╭─ Records for processing

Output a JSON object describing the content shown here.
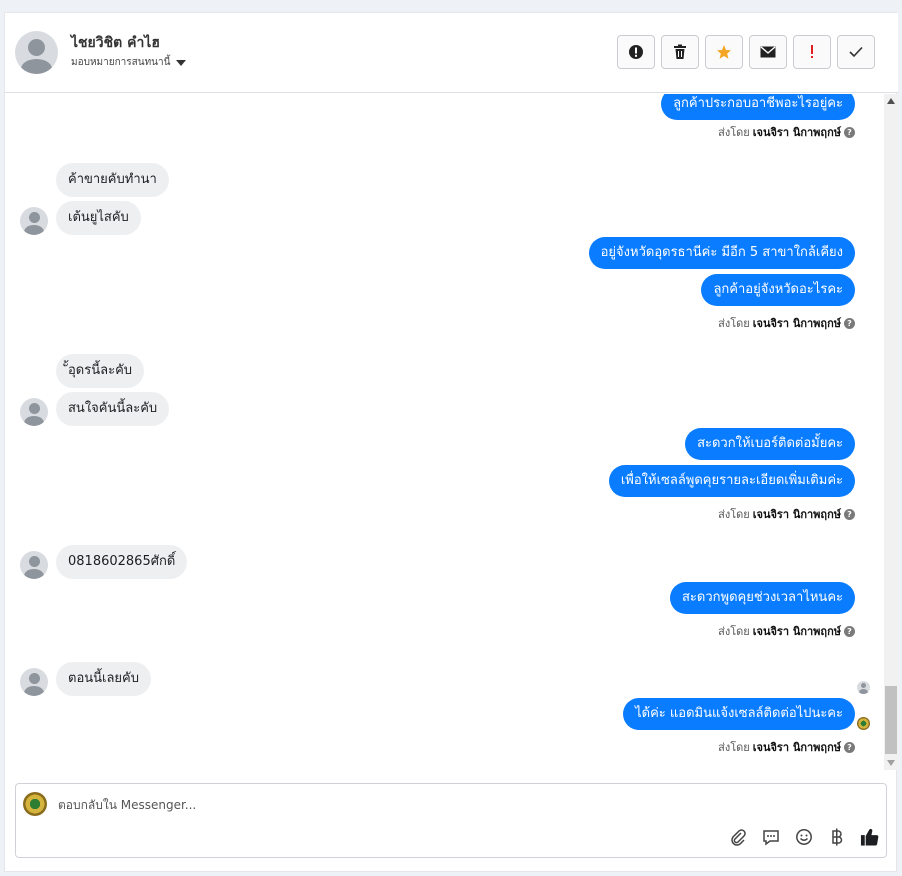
{
  "contact": {
    "name": "ไชยวิชิต คำไฮ",
    "assignment": "มอบหมายการสนทนานี้"
  },
  "header_actions": [
    {
      "name": "alert-icon"
    },
    {
      "name": "trash-icon"
    },
    {
      "name": "star-icon",
      "color": "#f5a524"
    },
    {
      "name": "envelope-icon"
    },
    {
      "name": "exclamation-icon",
      "color": "#e02020"
    },
    {
      "name": "check-icon"
    }
  ],
  "sent_by": {
    "prefix": "ส่งโดย",
    "agent": "เจนจิรา นิกาพฤกษ์",
    "help": "?"
  },
  "messages": [
    {
      "side": "out",
      "text": "ลูกค้าประกอบอาชีพอะไรอยู่คะ"
    },
    {
      "side": "in",
      "text": "ค้าขายคับทำนา"
    },
    {
      "side": "in",
      "text": "เต้นยูไสคับ"
    },
    {
      "side": "out",
      "text": "อยู่จังหวัดอุดรธานีค่ะ มีอีก 5 สาขาใกล้เคียง"
    },
    {
      "side": "out",
      "text": "ลูกค้าอยู่จังหวัดอะไรคะ"
    },
    {
      "side": "in",
      "text": "ั้อุดรนี้ละคับ"
    },
    {
      "side": "in",
      "text": "สนใจคันนี้ละคับ"
    },
    {
      "side": "out",
      "text": "สะดวกให้เบอร์ติดต่อมั้ยคะ"
    },
    {
      "side": "out",
      "text": "เพื่อให้เซลล์พูดคุยรายละเอียดเพิ่มเติมค่ะ"
    },
    {
      "side": "in",
      "text": "0818602865ศักดิ์"
    },
    {
      "side": "out",
      "text": "สะดวกพูดคุยช่วงเวลาไหนคะ"
    },
    {
      "side": "in",
      "text": "ตอนนี้เลยคับ"
    },
    {
      "side": "out",
      "text": "ได้ค่ะ แอดมินแจ้งเซลล์ติดต่อไปนะคะ"
    }
  ],
  "composer": {
    "placeholder": "ตอบกลับใน Messenger...",
    "tools": [
      "paperclip-icon",
      "comment-icon",
      "smiley-icon",
      "baht-icon",
      "thumbs-up-icon"
    ]
  },
  "colors": {
    "outgoing_bubble": "#0a7cff",
    "incoming_bubble": "#eeeff1"
  }
}
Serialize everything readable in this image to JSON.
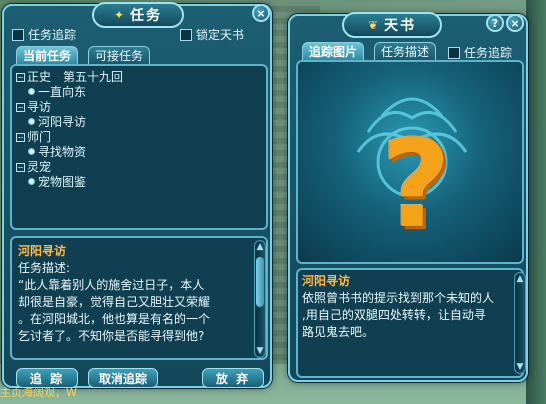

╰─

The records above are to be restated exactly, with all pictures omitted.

Output a JSON object describing the content shown here.
{
  "contact": {
    "name": "ไชยวิชิต คำไฮ",
    "assignment": "มอบหมายการสนทนานี้"
  },
  "header_actions": [
    {
      "name": "alert-icon"
    },
    {
      "name": "trash-icon"
    },
    {
      "name": "star-icon",
      "color": "#f5a524"
    },
    {
      "name": "envelope-icon"
    },
    {
      "name": "exclamation-icon",
      "color": "#e02020"
    },
    {
      "name": "check-icon"
    }
  ],
  "sent_by": {
    "prefix": "ส่งโดย",
    "agent": "เจนจิรา นิกาพฤกษ์",
    "help": "?"
  },
  "messages": [
    {
      "side": "out",
      "text": "ลูกค้าประกอบอาชีพอะไรอยู่คะ"
    },
    {
      "side": "in",
      "text": "ค้าขายคับทำนา"
    },
    {
      "side": "in",
      "text": "เต้นยูไสคับ"
    },
    {
      "side": "out",
      "text": "อยู่จังหวัดอุดรธานีค่ะ มีอีก 5 สาขาใกล้เคียง"
    },
    {
      "side": "out",
      "text": "ลูกค้าอยู่จังหวัดอะไรคะ"
    },
    {
      "side": "in",
      "text": "ั้อุดรนี้ละคับ"
    },
    {
      "side": "in",
      "text": "สนใจคันนี้ละคับ"
    },
    {
      "side": "out",
      "text": "สะดวกให้เบอร์ติดต่อมั้ยคะ"
    },
    {
      "side": "out",
      "text": "เพื่อให้เซลล์พูดคุยรายละเอียดเพิ่มเติมค่ะ"
    },
    {
      "side": "in",
      "text": "0818602865ศักดิ์"
    },
    {
      "side": "out",
      "text": "สะดวกพูดคุยช่วงเวลาไหนคะ"
    },
    {
      "side": "in",
      "text": "ตอนนี้เลยคับ"
    },
    {
      "side": "out",
      "text": "ได้ค่ะ แอดมินแจ้งเซลล์ติดต่อไปนะคะ"
    }
  ],
  "composer": {
    "placeholder": "ตอบกลับใน Messenger...",
    "tools": [
      "paperclip-icon",
      "comment-icon",
      "smiley-icon",
      "baht-icon",
      "thumbs-up-icon"
    ]
  },
  "colors": {
    "outgoing_bubble": "#0a7cff",
    "incoming_bubble": "#eeeff1"
  }
}
Serialize everything readable in this image to JSON.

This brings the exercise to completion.